Zobrist told the Mets of his decision in person at the Winter Meetings in Nashville, which is his off-season home. It’s short hour flight to Chicago, where Zobrist will play under Joe Maddon, his former manager at Tampa Bay.

Zobrist was the Mets’ No. 1 offseason priority. It didn’t work out so they have to adjust. It’s not as if the Mets haven’t been disappointed before.

“It’s disappointing,” Ricco said. “I’m going to be honest. He’s a guy we thought fit very well for us. So I will say that. But we’ve been through many situations where you have to adjust and adapt. That’s why you have a plan that has multiple options and don’t go all in on any one of them. I think we’ll be fine.”

They should be all right for several reasons, not the least of which is the money they’ll save. They could possibly direct some towards re-signing Daniel Murphy. With Zobrist off the boards and the Yankees having traded for the Cubs’ Starlin Castro (to make room for Zobrist), we’ll see how the market for second basemen develops. The Mets now join the Orioles, White Sox, Indians and Angels as teams in need at the position.

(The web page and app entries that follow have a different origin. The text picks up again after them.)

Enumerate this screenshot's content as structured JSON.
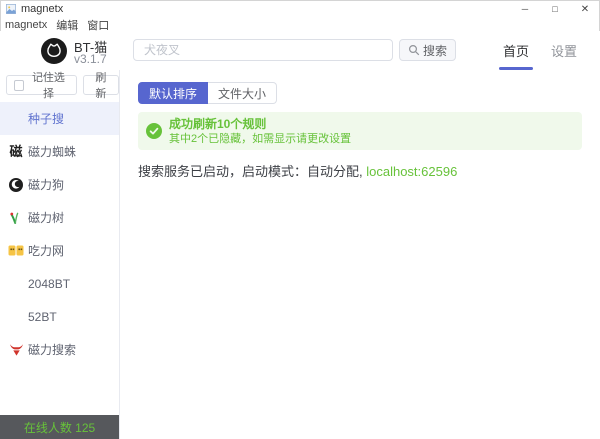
{
  "window": {
    "title": "magnetx",
    "controls": {
      "minimize": "─",
      "maximize": "□",
      "close": "✕"
    }
  },
  "menu": {
    "items": [
      "magnetx",
      "编辑",
      "窗口"
    ]
  },
  "header": {
    "app_name": "BT-猫",
    "version": "v3.1.7",
    "search_placeholder": "犬夜叉",
    "search_button": "搜索",
    "nav": [
      {
        "label": "首页",
        "active": true
      },
      {
        "label": "设置",
        "active": false
      }
    ]
  },
  "sidebar": {
    "remember_label": "记住选择",
    "refresh_label": "刷新",
    "items": [
      {
        "label": "种子搜",
        "icon": "none",
        "active": true
      },
      {
        "label": "磁力蜘蛛",
        "icon": "magnet-spider-icon",
        "icon_glyph": "磁"
      },
      {
        "label": "磁力狗",
        "icon": "magnet-dog-icon"
      },
      {
        "label": "磁力树",
        "icon": "magnet-tree-icon"
      },
      {
        "label": "吃力网",
        "icon": "chili-net-icon"
      },
      {
        "label": "2048BT",
        "icon": "none"
      },
      {
        "label": "52BT",
        "icon": "none"
      },
      {
        "label": "磁力搜索",
        "icon": "magnet-bull-icon"
      }
    ],
    "online_count": "在线人数 125"
  },
  "main": {
    "sort_tabs": [
      {
        "label": "默认排序",
        "active": true
      },
      {
        "label": "文件大小",
        "active": false
      }
    ],
    "alert": {
      "title": "成功刷新10个规则",
      "description": "其中2个已隐藏，如需显示请更改设置"
    },
    "status": {
      "prefix": "搜索服务已启动，启动模式：自动分配, ",
      "link": "localhost:62596"
    }
  },
  "colors": {
    "accent": "#5766cf",
    "success": "#67c23a",
    "alert_bg": "#f0f9eb",
    "active_item_bg": "#eef1fb",
    "footer_bg": "#56585c"
  }
}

Zobrist will be 39 by the time the contract ends, but for me that was too much money considering their other needs, such as a left-handed hitting outfielder, preferably in center; the bullpen; and long-term deals for their core starters. With Wilmer Flores and possibly Dilson Herrera, not to mention Murphy, I didn’t recognize second as a critical need.

ON DECK:  Mets’ second-base options.